Remember when Google Maps was incredibly innovative and exciting? Well check out these fantastic mapping tools, each with brilliant interactive ways for students to get involved (and literally put themselves on the map) in new and exciting ways!
1. Quik Maps
Quick, easy to use and best of all, free, Quik maps does exactly what it quite wittily says on the tin – allows you to ‘doodle on Google’! Pull up Google maps and add your own routes, drawings and annotations. It has a huge variety of possible classroom uses, from working out the best routes between towns and cities to getting students to draw their own versions of famous landmarks on the geographically accurate locations!
Fantastic for class projects following on from a group trip, Atlas allows users to add photographs and comments to maps. So students can modify a map of the area they visited with photos from the trip to illustrate what they did in each location, as well as adding commentary and review in text form. Fabulous for uploading reports on class trips to school blogs, or for encouraging students to create a diary of their holiday or vacation travel and activities to share in class and beyond.
3. Map Skip
This fantastic crowd-sourced project turns the map into a patchwork of individuals’ shared memories and experiences. Just hover over the thousands of icons on any given town to see others’ photographs and stories of time spent there – encourage students to add to the map or use it as the basis for storytelling or research – anything goes! Sounds, stories and photos can all be shared, so pupils could be encouraged to create their own personal story or memory about a special place and share it in a creative way.
Genius in its simplicity, this brilliant website allows users to upload video and audio of a particular route and then sets it alongside an interactive map showing the progress of the virtual tour. So students could video themselves walking the streets of their hometown, for example, giving a commentary like a tour guide, then upload it to play alongside a map showing their route as the video progresses!
This brilliant mapping tool encourages students to consider geographical, cultural and ethical issues by comparing the living conditions and environment in their home country with that of others around the world. The site gives clear, simple historical facts about countries and comparisons on fascinating aspects such as oil consumption, class, healthcare and unemployment – a great tool to use from the geography to the anthropology classroom.

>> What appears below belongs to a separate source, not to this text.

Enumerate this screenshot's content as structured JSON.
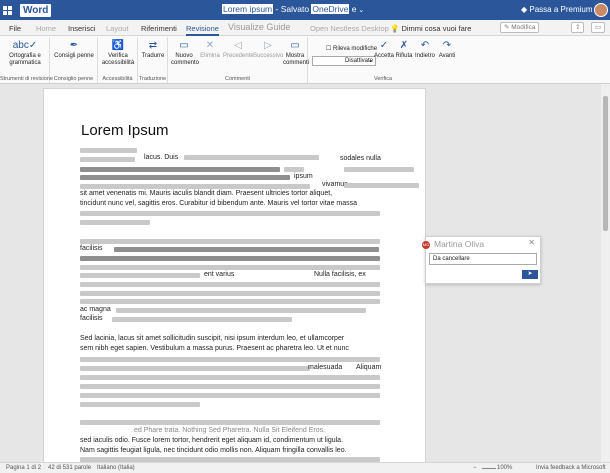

What ways have you used digital maps in the classroom? And what other mapping tools have you explored to increase engagement?
Image courtesy of Flickr, scratchpost